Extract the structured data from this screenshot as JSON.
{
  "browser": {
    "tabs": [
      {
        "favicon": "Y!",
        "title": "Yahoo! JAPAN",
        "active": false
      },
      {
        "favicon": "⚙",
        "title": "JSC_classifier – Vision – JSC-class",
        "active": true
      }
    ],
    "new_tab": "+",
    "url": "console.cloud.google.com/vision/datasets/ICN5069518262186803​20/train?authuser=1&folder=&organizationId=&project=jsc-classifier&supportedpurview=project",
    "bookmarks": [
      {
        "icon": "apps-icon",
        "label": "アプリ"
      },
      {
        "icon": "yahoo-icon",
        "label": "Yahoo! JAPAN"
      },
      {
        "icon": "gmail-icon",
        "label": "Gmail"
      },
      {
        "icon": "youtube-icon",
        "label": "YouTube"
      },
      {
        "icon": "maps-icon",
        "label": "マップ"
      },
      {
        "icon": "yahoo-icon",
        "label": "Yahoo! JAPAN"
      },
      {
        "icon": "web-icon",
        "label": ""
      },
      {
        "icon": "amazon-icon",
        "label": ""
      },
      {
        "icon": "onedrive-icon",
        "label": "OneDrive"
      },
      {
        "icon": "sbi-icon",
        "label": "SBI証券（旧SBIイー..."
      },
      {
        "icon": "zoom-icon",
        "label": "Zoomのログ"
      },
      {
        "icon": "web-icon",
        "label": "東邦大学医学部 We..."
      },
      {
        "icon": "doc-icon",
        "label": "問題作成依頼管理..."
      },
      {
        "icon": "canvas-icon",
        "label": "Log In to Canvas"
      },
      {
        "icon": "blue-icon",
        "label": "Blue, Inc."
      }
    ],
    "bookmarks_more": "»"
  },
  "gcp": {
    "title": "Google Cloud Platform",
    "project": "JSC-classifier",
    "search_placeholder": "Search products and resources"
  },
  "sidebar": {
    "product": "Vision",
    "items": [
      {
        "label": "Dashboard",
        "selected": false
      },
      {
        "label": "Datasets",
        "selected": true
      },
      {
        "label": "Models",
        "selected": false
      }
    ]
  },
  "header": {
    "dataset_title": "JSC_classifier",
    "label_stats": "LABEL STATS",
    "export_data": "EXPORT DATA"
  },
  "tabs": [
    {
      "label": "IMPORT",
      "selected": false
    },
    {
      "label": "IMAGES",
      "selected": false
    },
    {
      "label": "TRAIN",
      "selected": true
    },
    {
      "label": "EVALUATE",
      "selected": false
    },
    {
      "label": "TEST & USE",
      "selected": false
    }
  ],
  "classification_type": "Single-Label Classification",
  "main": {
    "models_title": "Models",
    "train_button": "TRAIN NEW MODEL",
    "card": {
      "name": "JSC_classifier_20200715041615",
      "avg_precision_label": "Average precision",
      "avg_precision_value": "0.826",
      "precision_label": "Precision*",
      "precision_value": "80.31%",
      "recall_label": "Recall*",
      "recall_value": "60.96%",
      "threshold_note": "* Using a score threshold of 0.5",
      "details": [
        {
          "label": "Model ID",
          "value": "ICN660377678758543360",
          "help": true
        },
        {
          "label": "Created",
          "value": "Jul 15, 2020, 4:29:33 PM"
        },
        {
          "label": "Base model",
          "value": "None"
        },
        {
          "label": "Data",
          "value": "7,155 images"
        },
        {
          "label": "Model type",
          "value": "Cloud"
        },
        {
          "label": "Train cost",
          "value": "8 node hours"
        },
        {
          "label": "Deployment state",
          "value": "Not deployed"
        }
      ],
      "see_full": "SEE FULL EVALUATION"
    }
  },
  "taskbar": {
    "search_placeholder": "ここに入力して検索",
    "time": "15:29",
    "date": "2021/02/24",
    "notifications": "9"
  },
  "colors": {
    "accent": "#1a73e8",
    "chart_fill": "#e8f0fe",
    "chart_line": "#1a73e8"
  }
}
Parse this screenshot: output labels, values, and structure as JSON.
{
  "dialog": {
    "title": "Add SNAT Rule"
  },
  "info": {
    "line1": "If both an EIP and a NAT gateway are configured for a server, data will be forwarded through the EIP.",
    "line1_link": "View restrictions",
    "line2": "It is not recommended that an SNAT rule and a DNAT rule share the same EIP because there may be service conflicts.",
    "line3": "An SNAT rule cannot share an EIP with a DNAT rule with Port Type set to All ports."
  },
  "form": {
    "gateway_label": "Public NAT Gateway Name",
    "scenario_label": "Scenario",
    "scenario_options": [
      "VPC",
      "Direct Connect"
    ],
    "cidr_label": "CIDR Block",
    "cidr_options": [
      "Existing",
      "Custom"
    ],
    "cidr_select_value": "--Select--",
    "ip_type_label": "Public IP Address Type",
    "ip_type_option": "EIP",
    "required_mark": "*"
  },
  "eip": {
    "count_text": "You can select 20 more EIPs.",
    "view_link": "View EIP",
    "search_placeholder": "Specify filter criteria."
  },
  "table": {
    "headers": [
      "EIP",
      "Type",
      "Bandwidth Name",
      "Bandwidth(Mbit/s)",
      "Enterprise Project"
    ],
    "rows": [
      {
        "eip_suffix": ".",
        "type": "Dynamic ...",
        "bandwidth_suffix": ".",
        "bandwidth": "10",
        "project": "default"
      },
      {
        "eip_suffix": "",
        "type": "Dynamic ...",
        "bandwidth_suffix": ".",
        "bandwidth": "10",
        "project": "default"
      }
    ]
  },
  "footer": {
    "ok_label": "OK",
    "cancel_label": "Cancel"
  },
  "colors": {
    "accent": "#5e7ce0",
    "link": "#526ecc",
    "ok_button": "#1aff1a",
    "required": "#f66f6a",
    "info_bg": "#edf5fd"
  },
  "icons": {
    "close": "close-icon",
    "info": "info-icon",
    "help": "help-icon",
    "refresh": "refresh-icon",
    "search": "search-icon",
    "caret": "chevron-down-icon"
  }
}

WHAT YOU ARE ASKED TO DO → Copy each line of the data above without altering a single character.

YOUR RESPONSE →
Extract the structured data from this screenshot as JSON.
{
  "browser": {
    "tabs": [
      {
        "favicon": "Y!",
        "title": "Yahoo! JAPAN",
        "active": false
      },
      {
        "favicon": "⚙",
        "title": "JSC_classifier – Vision – JSC-class",
        "active": true
      }
    ],
    "new_tab": "+",
    "url": "console.cloud.google.com/vision/datasets/ICN5069518262186803​20/train?authuser=1&folder=&organizationId=&project=jsc-classifier&supportedpurview=project",
    "bookmarks": [
      {
        "icon": "apps-icon",
        "label": "アプリ"
      },
      {
        "icon": "yahoo-icon",
        "label": "Yahoo! JAPAN"
      },
      {
        "icon": "gmail-icon",
        "label": "Gmail"
      },
      {
        "icon": "youtube-icon",
        "label": "YouTube"
      },
      {
        "icon": "maps-icon",
        "label": "マップ"
      },
      {
        "icon": "yahoo-icon",
        "label": "Yahoo! JAPAN"
      },
      {
        "icon": "web-icon",
        "label": ""
      },
      {
        "icon": "amazon-icon",
        "label": ""
      },
      {
        "icon": "onedrive-icon",
        "label": "OneDrive"
      },
      {
        "icon": "sbi-icon",
        "label": "SBI証券（旧SBIイー..."
      },
      {
        "icon": "zoom-icon",
        "label": "Zoomのログ"
      },
      {
        "icon": "web-icon",
        "label": "東邦大学医学部 We..."
      },
      {
        "icon": "doc-icon",
        "label": "問題作成依頼管理..."
      },
      {
        "icon": "canvas-icon",
        "label": "Log In to Canvas"
      },
      {
        "icon": "blue-icon",
        "label": "Blue, Inc."
      }
    ],
    "bookmarks_more": "»"
  },
  "gcp": {
    "title": "Google Cloud Platform",
    "project": "JSC-classifier",
    "search_placeholder": "Search products and resources"
  },
  "sidebar": {
    "product": "Vision",
    "items": [
      {
        "label": "Dashboard",
        "selected": false
      },
      {
        "label": "Datasets",
        "selected": true
      },
      {
        "label": "Models",
        "selected": false
      }
    ]
  },
  "header": {
    "dataset_title": "JSC_classifier",
    "label_stats": "LABEL STATS",
    "export_data": "EXPORT DATA"
  },
  "tabs": [
    {
      "label": "IMPORT",
      "selected": false
    },
    {
      "label": "IMAGES",
      "selected": false
    },
    {
      "label": "TRAIN",
      "selected": true
    },
    {
      "label": "EVALUATE",
      "selected": false
    },
    {
      "label": "TEST & USE",
      "selected": false
    }
  ],
  "classification_type": "Single-Label Classification",
  "main": {
    "models_title": "Models",
    "train_button": "TRAIN NEW MODEL",
    "card": {
      "name": "JSC_classifier_20200715041615",
      "avg_precision_label": "Average precision",
      "avg_precision_value": "0.826",
      "precision_label": "Precision*",
      "precision_value": "80.31%",
      "recall_label": "Recall*",
      "recall_value": "60.96%",
      "threshold_note": "* Using a score threshold of 0.5",
      "details": [
        {
          "label": "Model ID",
          "value": "ICN660377678758543360",
          "help": true
        },
        {
          "label": "Created",
          "value": "Jul 15, 2020, 4:29:33 PM"
        },
        {
          "label": "Base model",
          "value": "None"
        },
        {
          "label": "Data",
          "value": "7,155 images"
        },
        {
          "label": "Model type",
          "value": "Cloud"
        },
        {
          "label": "Train cost",
          "value": "8 node hours"
        },
        {
          "label": "Deployment state",
          "value": "Not deployed"
        }
      ],
      "see_full": "SEE FULL EVALUATION"
    }
  },
  "taskbar": {
    "search_placeholder": "ここに入力して検索",
    "time": "15:29",
    "date": "2021/02/24",
    "notifications": "9"
  },
  "colors": {
    "accent": "#1a73e8",
    "chart_fill": "#e8f0fe",
    "chart_line": "#1a73e8"
  }
}
Parse this screenshot: output labels, values, and structure as JSON.
{
  "dialog": {
    "title": "Add SNAT Rule"
  },
  "info": {
    "line1": "If both an EIP and a NAT gateway are configured for a server, data will be forwarded through the EIP.",
    "line1_link": "View restrictions",
    "line2": "It is not recommended that an SNAT rule and a DNAT rule share the same EIP because there may be service conflicts.",
    "line3": "An SNAT rule cannot share an EIP with a DNAT rule with Port Type set to All ports."
  },
  "form": {
    "gateway_label": "Public NAT Gateway Name",
    "scenario_label": "Scenario",
    "scenario_options": [
      "VPC",
      "Direct Connect"
    ],
    "cidr_label": "CIDR Block",
    "cidr_options": [
      "Existing",
      "Custom"
    ],
    "cidr_select_value": "--Select--",
    "ip_type_label": "Public IP Address Type",
    "ip_type_option": "EIP",
    "required_mark": "*"
  },
  "eip": {
    "count_text": "You can select 20 more EIPs.",
    "view_link": "View EIP",
    "search_placeholder": "Specify filter criteria."
  },
  "table": {
    "headers": [
      "EIP",
      "Type",
      "Bandwidth Name",
      "Bandwidth(Mbit/s)",
      "Enterprise Project"
    ],
    "rows": [
      {
        "eip_suffix": ".",
        "type": "Dynamic ...",
        "bandwidth_suffix": ".",
        "bandwidth": "10",
        "project": "default"
      },
      {
        "eip_suffix": "",
        "type": "Dynamic ...",
        "bandwidth_suffix": ".",
        "bandwidth": "10",
        "project": "default"
      }
    ]
  },
  "footer": {
    "ok_label": "OK",
    "cancel_label": "Cancel"
  },
  "colors": {
    "accent": "#5e7ce0",
    "link": "#526ecc",
    "ok_button": "#1aff1a",
    "required": "#f66f6a",
    "info_bg": "#edf5fd"
  },
  "icons": {
    "close": "close-icon",
    "info": "info-icon",
    "help": "help-icon",
    "refresh": "refresh-icon",
    "search": "search-icon",
    "caret": "chevron-down-icon"
  }
}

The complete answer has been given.